A common misconception that dog owners have is that they, or other dogs, can show their fearful dog, that something is safe. While a dog that is merely inexperienced in a situation may take cues from other dogs regarding how it should feel about or behave around something new and scary, a fearful dog will not. I have watched climbers scale rock faces with the ease of a gecko, yet when roped in and fifty feet up myself, have been so frightened the only movement I was able to make was the uncontrollable shaking of my legs, regardless of how easy someone else made it look.

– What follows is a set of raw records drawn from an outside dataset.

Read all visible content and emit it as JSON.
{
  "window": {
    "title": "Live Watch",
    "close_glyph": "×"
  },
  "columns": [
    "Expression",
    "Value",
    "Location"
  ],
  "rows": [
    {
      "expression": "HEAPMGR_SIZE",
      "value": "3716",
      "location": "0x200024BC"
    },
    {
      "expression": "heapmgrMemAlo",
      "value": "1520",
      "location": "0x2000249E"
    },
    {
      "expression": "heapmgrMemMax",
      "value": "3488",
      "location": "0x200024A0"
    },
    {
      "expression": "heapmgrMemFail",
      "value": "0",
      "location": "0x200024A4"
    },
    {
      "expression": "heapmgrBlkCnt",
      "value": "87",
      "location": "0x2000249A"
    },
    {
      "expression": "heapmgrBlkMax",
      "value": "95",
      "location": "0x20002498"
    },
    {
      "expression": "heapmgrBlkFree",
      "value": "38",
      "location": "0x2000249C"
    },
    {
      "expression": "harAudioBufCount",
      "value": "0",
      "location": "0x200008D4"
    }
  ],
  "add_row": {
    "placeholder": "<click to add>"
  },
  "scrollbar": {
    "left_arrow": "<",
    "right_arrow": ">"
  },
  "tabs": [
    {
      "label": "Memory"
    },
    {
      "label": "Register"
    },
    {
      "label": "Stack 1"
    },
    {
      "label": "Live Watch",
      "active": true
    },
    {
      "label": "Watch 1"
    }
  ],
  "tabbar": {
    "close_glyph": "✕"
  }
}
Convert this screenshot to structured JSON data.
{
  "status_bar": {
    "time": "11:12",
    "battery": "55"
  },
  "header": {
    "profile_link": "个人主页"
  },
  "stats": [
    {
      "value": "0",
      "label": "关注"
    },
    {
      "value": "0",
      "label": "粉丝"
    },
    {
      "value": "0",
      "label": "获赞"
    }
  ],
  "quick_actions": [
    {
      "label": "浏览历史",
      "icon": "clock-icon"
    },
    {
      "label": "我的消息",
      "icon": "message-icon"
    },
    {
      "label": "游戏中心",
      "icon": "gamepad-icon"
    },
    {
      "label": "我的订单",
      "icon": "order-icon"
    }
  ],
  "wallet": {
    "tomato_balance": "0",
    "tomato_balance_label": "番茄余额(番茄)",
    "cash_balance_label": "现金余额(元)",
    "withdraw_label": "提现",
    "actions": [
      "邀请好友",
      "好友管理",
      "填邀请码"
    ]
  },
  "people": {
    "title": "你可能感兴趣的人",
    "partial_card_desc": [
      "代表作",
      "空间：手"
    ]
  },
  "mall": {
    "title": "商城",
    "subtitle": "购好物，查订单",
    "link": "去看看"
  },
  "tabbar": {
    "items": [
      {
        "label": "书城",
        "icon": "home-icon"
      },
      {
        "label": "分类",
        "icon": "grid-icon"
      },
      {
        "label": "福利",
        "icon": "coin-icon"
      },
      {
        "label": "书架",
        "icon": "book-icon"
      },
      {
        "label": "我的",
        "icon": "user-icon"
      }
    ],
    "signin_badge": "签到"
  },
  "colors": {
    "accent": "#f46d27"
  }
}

If we are with a person who is afraid of something, we recognize from their facial expressions, body language and what they tell us, the extent of their fear. It would be callous and insensitive to insist that someone afraid of snakes lets you drape your pet python over their shoulder. Forcing them to let you show them how harmless the snake is is not going to eliminate their fear and you’ll likely lose a friend in the process.
Dogs try in subtle and not so subtle ways to express their fear of things, yet this notion that by forcing them to ‘deal with it’ we are doing them a favor, is pervasive and potentially dangerous. Changing emotional responses to situations is difficult if not impossible. If it was easy to do there would be no Hollywood movies about angst filled family gatherings at the holidays. Our parents and relatives would not ‘push our buttons’ simply by making an off-hand comment or suggestion.
Your dog’s fear may seem silly or be frustrating to you, but that does not change the fact that it is very real and powerful for them. Understanding and accepting that your dog is scared, and this fear is not under their control, or yours, is an important step in learning how to help a fearful dog.